In this case, I provided a shorter list of more quickly resolved problems which generated a recognisable outcome, and is outlined below:
1) Switch the Site to https and www
The Google advanced query site: figured out that the site was accessible in multiple versions:
Which multiplied for the 4.8M pages the site had, resulted in greater than 19,000,000 potentially accessible and crawlable pages.
This configuration harms a website’s performance and makes it challenging to analyse other problems, as the same issue is multiplied many times.
The solution was to 301 redirect to one single version.
This supported the following tasks.
2) Migrated Blog
Through the site: query and a backlink profile check, I found several backlinks to the sub domain blog.domain.com.
I discovered that the site was only migrated a few weeks earlier, which generated many redirects. After an analysis of the old sitemap with an SEO crawler, this was resolved consolidating the redirects.
3) Internal Redirects and Chains
After instituting the above, it was easier to review the internal redirects and loops for a few hundreds of pages.
This task took multiple crawls, to ensure no internal redirects were still in situ.Then the development team solved the redirect chains and the internal redirect.
4) Duplicate Tag Pages
There were a few thousand tag pages, more than 3 times the number of the blog posts, which resulted in duplicate content. I determined the number of tags per post with XPath and Custom Extraction because of the large number of duplicates. Analysis revealed most of the tags had less than 4 posts.
These tag pages were ‘noindexed’ first and then deleted from the Google index.
5) Removal of Low Quality Content
Most pages were published to rank for a few million of brand/model variants. But these pages didn’t rank, and Google Analytics revealed very little traffic with barely any sales.
Therefore over 4,860,000 pages needed to be removed. I recommended deleting 99.9% of the content, stripping the website down to 1,500 pages. To persuade the team to follow my recommendation, I provided them an analysis by Oncrawl. This revealed that most of the crawl budget was wasted crawling millions of pages that didn’t result in any visits or sales. Whereas pages with less visits from Googlebot, generated almost all the traffic and sales.

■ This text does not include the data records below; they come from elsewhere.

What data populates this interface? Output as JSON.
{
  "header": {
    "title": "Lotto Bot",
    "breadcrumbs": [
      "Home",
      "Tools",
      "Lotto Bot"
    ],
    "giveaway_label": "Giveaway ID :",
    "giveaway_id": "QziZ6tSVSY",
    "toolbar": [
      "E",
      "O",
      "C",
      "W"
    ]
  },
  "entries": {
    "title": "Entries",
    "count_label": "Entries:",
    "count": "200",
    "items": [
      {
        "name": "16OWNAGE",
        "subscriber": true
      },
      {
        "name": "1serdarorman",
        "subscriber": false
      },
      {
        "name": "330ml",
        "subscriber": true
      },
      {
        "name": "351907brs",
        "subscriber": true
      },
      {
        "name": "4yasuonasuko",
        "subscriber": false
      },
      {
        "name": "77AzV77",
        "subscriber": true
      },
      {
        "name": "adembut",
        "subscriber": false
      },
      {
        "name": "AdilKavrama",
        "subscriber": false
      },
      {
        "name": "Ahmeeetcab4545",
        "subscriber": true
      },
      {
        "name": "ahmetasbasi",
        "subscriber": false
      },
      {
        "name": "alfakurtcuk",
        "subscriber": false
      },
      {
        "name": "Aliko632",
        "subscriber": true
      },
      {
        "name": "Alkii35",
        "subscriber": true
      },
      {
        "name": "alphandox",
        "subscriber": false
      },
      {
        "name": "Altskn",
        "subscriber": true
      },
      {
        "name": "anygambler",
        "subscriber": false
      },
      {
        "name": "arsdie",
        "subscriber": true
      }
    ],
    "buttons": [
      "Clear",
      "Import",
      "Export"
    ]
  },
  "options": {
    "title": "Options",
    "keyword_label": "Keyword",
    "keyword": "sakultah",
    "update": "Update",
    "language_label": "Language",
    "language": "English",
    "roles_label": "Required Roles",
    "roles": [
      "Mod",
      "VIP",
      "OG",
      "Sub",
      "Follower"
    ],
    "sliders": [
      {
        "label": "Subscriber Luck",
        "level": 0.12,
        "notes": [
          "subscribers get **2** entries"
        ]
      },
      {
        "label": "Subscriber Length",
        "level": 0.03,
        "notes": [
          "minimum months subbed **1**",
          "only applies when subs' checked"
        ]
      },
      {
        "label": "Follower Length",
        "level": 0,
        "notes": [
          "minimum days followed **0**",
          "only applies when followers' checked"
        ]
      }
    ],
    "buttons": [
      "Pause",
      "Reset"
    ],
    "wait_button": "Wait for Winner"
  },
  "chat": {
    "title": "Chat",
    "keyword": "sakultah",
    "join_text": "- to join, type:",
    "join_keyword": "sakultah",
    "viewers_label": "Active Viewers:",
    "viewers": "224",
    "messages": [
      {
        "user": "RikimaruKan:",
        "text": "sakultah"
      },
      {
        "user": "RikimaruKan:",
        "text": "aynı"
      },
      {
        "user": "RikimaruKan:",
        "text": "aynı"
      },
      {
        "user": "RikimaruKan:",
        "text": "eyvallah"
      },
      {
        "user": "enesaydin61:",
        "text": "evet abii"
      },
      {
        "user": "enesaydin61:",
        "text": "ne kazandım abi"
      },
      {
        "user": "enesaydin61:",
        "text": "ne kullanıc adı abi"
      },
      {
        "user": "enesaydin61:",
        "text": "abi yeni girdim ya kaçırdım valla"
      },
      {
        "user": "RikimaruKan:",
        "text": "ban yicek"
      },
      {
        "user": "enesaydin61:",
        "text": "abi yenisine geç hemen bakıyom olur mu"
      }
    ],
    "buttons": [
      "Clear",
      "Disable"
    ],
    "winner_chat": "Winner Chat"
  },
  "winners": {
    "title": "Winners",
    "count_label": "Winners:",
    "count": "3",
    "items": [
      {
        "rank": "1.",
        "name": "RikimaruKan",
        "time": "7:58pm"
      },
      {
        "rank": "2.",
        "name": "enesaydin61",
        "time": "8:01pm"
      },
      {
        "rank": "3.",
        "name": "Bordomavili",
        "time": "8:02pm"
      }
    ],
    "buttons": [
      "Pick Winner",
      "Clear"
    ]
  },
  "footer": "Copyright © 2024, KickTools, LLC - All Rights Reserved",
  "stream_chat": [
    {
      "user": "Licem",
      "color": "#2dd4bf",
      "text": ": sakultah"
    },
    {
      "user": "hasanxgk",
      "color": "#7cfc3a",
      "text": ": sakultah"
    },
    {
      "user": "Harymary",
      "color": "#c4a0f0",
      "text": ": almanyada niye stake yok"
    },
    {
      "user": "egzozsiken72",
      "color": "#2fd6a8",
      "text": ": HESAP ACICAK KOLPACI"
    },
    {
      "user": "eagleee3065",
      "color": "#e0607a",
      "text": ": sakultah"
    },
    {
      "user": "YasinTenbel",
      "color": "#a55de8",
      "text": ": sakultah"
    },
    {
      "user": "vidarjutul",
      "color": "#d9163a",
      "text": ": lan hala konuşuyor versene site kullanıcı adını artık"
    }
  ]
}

As the team understood the reasons for my recommendations, they removed 4.8M pages from the site and the Google index.
In a 12 month period (September-December 2019 vs 2018) the following results were achieved:
Sales: +105% to increase the organic conversion
Organic users: +160% and Page Views: +110% to improve the brand awareness
Content removal generated a boost in terms of top organic keywords the website ranked for (see graph below from Ahrefs).
There was a consistent increase in organic traffic within a few days of implementation. There were even stable growing trends during the summer, which is historically a low period.
It took a few months to ensure that most of the pages were no longer in the Google index.
Despite limited improvements in the website’s content, the website growth was ongoing. Ideally re-audit would have been performed after ongoing investment into the website. However, since the company didn’t have the resources to continue to make changes, it’s clear that the results achieved are due to the technical improvements outlined in this article.
Simplification of SEO audits can produce beneficial results.
It is important to analyse both the business’s website, and their resources and ability to implement any recommended changes, so that you can target the audit to your client to optimisze results.
*This case study was developed while working with Javelin Digital, a Dublin based agency.